-- DIRECTIONS --
Where does the word "Series" appear in the data? Copy every line that holds it.

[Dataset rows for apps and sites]
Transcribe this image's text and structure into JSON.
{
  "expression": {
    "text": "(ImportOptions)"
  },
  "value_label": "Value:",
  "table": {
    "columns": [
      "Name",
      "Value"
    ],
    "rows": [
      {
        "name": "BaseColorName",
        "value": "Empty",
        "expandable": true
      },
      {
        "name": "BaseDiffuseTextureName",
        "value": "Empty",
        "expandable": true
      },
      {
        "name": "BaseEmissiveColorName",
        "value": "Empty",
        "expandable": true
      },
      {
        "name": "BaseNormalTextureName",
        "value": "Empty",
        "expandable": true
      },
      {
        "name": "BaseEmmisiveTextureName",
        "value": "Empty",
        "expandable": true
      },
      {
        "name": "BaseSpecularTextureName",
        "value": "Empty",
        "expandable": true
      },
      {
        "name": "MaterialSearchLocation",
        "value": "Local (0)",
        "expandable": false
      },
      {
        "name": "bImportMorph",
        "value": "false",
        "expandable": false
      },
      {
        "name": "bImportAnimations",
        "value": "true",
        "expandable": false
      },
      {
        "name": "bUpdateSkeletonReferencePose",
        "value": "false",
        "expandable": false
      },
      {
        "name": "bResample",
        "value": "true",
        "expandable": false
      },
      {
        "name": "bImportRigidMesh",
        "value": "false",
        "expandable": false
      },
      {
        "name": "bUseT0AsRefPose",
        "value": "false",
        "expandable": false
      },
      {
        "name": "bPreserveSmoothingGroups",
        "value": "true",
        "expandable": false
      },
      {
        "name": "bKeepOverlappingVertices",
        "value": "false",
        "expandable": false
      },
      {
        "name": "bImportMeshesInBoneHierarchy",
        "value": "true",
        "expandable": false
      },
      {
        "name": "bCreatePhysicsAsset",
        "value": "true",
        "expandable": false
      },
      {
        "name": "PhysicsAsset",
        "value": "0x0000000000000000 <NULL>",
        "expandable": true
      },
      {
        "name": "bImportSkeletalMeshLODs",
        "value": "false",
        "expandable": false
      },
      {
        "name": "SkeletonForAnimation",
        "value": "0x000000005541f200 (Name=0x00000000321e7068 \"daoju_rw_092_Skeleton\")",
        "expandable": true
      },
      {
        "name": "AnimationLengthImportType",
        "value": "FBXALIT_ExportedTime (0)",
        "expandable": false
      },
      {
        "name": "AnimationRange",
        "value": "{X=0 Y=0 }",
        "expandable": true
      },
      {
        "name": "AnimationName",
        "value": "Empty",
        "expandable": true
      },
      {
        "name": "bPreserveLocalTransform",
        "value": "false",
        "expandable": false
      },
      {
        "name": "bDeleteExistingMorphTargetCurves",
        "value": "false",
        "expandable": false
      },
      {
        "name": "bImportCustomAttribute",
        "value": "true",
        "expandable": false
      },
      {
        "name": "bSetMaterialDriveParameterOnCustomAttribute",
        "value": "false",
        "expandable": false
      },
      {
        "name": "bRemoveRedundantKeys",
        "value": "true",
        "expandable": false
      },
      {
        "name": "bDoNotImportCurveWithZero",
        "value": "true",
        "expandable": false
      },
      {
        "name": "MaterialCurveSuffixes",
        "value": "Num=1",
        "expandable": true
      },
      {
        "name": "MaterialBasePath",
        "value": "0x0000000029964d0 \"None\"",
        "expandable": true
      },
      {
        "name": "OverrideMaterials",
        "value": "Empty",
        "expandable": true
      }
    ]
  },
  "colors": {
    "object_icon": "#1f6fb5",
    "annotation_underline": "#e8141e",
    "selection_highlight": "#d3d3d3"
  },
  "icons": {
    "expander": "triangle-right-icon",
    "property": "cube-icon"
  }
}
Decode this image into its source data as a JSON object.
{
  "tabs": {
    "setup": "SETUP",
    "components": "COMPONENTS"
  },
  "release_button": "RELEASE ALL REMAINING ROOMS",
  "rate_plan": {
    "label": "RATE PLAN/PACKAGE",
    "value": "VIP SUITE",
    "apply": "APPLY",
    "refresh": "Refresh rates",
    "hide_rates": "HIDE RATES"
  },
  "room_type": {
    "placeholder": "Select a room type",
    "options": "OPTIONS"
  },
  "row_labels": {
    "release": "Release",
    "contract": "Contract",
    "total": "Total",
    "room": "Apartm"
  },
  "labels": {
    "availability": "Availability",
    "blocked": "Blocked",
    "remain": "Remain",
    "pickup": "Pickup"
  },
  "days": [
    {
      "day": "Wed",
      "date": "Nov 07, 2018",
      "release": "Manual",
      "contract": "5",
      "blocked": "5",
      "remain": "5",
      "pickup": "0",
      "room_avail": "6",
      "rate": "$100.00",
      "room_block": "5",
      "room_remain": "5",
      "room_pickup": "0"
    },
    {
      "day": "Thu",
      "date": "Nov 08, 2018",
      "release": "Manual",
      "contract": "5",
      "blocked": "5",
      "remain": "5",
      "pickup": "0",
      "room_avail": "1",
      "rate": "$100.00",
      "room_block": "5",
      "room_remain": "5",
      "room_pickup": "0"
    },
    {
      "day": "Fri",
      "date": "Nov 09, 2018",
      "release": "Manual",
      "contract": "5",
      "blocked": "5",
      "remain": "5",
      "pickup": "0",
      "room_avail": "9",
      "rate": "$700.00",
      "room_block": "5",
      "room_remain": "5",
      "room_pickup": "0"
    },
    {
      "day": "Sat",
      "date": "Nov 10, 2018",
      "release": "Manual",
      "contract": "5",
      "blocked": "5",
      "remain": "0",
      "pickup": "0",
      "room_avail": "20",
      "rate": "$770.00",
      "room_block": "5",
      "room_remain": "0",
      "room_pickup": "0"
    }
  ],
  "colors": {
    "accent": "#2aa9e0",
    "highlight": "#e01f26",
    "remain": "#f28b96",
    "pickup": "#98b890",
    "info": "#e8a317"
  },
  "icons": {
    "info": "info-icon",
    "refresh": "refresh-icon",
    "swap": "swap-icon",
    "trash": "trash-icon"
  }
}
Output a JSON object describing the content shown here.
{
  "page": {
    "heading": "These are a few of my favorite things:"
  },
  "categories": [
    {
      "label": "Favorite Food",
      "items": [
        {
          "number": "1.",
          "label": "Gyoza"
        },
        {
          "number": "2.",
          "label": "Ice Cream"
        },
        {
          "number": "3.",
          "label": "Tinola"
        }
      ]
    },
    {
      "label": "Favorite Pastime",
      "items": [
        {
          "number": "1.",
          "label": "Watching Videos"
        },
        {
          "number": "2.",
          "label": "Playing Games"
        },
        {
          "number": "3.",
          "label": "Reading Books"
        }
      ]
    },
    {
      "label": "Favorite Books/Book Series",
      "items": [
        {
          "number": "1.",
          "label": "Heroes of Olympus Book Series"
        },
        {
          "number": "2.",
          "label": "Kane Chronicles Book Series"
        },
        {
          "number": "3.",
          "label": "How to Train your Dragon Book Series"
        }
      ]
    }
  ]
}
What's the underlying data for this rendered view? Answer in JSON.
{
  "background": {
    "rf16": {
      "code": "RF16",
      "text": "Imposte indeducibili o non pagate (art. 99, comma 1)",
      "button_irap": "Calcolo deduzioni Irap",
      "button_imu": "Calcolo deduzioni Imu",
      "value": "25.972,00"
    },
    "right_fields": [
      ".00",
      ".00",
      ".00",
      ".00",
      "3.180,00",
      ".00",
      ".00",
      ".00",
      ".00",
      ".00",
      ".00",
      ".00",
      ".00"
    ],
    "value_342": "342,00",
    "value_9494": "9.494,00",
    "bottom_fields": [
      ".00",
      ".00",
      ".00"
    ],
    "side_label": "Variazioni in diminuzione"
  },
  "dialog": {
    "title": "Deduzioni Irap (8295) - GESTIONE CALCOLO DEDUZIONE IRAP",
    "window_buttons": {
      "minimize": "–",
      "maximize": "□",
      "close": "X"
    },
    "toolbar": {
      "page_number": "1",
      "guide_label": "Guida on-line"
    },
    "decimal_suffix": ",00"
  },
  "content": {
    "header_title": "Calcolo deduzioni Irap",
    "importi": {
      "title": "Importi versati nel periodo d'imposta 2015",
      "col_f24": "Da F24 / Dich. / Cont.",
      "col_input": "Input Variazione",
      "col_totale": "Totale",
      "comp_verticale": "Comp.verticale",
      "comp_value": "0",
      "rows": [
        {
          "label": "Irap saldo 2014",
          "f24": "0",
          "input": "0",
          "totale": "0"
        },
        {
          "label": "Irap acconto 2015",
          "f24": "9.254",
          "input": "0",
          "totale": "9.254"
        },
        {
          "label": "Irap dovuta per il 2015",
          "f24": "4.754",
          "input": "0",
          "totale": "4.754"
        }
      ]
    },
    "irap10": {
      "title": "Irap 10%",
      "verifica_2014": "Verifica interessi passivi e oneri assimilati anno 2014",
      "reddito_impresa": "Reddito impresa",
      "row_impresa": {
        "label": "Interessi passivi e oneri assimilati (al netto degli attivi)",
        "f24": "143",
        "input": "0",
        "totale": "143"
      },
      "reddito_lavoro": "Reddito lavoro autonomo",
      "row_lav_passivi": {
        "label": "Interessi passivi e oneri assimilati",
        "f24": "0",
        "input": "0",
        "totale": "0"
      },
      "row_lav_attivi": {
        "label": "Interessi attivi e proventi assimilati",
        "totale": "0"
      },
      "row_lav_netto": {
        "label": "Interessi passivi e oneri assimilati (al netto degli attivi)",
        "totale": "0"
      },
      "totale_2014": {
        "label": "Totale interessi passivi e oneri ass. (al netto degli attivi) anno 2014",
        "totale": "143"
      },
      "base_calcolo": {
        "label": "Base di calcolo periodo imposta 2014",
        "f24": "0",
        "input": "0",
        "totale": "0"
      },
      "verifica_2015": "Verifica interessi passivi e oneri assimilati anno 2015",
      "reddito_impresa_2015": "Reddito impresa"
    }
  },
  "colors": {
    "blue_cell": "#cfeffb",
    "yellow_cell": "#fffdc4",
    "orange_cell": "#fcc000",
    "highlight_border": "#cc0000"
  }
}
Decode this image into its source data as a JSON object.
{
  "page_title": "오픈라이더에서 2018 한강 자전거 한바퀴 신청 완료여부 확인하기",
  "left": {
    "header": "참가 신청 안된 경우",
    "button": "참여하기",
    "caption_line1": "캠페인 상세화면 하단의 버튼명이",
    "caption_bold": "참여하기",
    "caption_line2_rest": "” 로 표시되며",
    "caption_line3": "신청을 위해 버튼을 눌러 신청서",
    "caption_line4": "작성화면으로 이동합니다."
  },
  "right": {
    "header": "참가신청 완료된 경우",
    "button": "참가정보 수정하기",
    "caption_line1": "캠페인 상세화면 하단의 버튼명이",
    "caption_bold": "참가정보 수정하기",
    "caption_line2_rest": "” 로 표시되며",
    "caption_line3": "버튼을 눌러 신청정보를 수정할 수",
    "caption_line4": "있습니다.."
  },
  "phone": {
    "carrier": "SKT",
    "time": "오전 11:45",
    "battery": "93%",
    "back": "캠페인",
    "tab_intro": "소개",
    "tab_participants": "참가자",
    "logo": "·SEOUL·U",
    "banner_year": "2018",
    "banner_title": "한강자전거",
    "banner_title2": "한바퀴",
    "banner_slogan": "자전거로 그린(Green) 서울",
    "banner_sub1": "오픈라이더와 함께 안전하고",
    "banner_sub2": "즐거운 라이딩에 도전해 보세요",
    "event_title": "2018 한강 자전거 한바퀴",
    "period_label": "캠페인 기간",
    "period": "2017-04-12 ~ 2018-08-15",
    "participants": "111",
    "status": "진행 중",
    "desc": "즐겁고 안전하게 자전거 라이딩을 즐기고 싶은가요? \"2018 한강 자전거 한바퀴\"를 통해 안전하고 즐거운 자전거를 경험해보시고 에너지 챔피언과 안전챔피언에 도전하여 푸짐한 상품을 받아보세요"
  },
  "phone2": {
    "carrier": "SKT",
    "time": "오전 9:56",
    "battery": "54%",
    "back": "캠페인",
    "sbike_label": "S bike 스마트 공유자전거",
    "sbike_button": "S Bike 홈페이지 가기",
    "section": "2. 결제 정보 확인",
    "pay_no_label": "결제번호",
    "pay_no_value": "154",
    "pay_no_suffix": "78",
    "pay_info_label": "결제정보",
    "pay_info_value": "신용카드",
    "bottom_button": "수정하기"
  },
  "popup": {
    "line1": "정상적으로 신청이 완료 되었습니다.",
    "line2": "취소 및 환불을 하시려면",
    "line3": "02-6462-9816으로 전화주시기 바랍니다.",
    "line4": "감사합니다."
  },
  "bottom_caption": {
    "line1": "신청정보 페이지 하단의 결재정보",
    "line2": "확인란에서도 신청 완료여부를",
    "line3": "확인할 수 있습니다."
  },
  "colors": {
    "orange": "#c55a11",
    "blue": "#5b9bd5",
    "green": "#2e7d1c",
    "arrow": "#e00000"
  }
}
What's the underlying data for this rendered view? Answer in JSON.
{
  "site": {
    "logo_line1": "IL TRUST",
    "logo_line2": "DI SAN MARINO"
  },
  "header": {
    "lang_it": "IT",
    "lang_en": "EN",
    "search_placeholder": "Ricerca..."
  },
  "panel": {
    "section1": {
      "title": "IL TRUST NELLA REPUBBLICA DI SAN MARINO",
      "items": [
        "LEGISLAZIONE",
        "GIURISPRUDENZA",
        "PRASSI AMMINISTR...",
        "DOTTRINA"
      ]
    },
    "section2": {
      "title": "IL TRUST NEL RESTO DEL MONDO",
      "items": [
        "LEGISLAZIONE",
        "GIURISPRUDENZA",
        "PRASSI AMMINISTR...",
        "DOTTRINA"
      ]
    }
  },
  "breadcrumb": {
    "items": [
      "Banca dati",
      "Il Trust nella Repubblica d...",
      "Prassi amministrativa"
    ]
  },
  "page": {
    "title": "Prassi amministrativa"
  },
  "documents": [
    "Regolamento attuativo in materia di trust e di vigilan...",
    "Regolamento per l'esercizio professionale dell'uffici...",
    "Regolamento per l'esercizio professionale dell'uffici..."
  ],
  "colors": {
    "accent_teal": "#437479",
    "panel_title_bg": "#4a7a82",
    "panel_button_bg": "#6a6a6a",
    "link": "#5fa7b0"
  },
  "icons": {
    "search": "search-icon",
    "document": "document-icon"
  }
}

-- EXPECTED ANSWER --
      "label": "Favorite Books/Book Series",
          "label": "Heroes of Olympus Book Series"
          "label": "Kane Chronicles Book Series"
          "label": "How to Train your Dragon Book Series"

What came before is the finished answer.